5.4. Pipes and Filters

Overview

The pipes and filters pattern, shown in Figure 5.4, “Pipes and Filters Pattern”, describes a way of constructing a route by creating a chain of filters, where the output of one filter is fed into the input of the next filter in the pipeline (analogous to the UNIX pipe command). The advantage of the pipeline approach is that it enables you to compose services (some of which can be external to the Apache Camel application) to create more complex forms of message processing.

Figure 5.4. Pipes and Filters Pattern

Pipes and filters pattern

Pipeline for the InOut exchange pattern

Normally, all of the endpoints in a pipeline have an input (In message) and an output (Out message), which implies that they are compatible with the InOut message exchange pattern. A typical message flow through an InOut pipeline is shown in Figure 5.5, “Pipeline for InOut Exchanges”.

Figure 5.5. Pipeline for InOut Exchanges

Pipeline for InOut exchanges
The pipeline connects the output of each endpoint to the input of the next endpoint. The Out message from the final endpoint is sent back to the original caller. You can define a route for this pipeline, as follows:
from("jms:RawOrders").pipeline("cxf:bean:decrypt", "cxf:bean:authenticate", "cxf:bean:dedup", "jms:CleanOrders");
The same route can be configured in XML, as follows:
<camelContext id="buildPipeline" xmlns="http://camel.apache.org/schema/spring">
  <route>
    <from uri="jms:RawOrders"/>
    <to uri="cxf:bean:decrypt"/>
    <to uri="cxf:bean:authenticate"/>
    <to uri="cxf:bean:dedup"/>
    <to uri="jms:CleanOrders"/>
  </route>
</camelContext>
There is no dedicated pipeline element in XML. The preceding combination of from and to elements is semantically equivalent to a pipeline. See the section called “Comparison of pipeline() and to() DSL commands”.

Pipeline for the InOnly and RobustInOnly exchange patterns

When there are no Out messages available from the endpoints in the pipeline (as is the case for the InOnly and RobustInOnly exchange patterns), a pipeline cannot be connected in the normal way. In this special case, the pipeline is constructed by passing a copy of the original In message to each of the endpoints in the pipeline, as shown in Figure 5.6, “Pipeline for InOnly Exchanges”. This type of pipeline is equivalent to a recipient list with fixed destinations(see Section 8.3, “Recipient List”).
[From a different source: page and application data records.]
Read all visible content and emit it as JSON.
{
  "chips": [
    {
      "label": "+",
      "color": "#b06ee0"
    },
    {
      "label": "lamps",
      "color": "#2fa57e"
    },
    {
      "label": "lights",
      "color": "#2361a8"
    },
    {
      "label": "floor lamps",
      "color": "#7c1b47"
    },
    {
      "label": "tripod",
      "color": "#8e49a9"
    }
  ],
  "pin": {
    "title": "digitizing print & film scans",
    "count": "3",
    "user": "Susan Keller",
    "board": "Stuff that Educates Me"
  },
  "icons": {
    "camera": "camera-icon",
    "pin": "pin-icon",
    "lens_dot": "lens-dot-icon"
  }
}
Figure 5.6. Pipeline for InOnly Exchanges

Pipeline for InOnly exchanges
The route for this pipeline is defined using the same syntax as an InOut pipeline (either in Java DSL or in XML).

Comparison of pipeline() and to() DSL commands

In the Java DSL, you can define a pipeline route using either of the following syntaxes:
  • Using the pipeline() processor command — Use the pipeline processor to construct a pipeline route as follows:
    from(SourceURI).pipeline(FilterA, FilterB, TargetURI);
  • Using the to() command — Use the to() command to construct a pipeline route as follows:
    from(SourceURI).to(FilterA, FilterB, TargetURI);
    Alternatively, you can use the equivalent syntax:
    from(SourceURI).to(FilterA).to(FilterB).to(TargetURI);
Exercise caution when using the to() command syntax, because it is not always equivalent to a pipeline processor. In Java DSL, the meaning of to() can be modified by the preceding command in the route. For example, when the multicast() command precedes the to() command, it binds the listed endpoints into a multicast pattern, instead of a pipeline pattern(see Section 8.11, “Multicast”).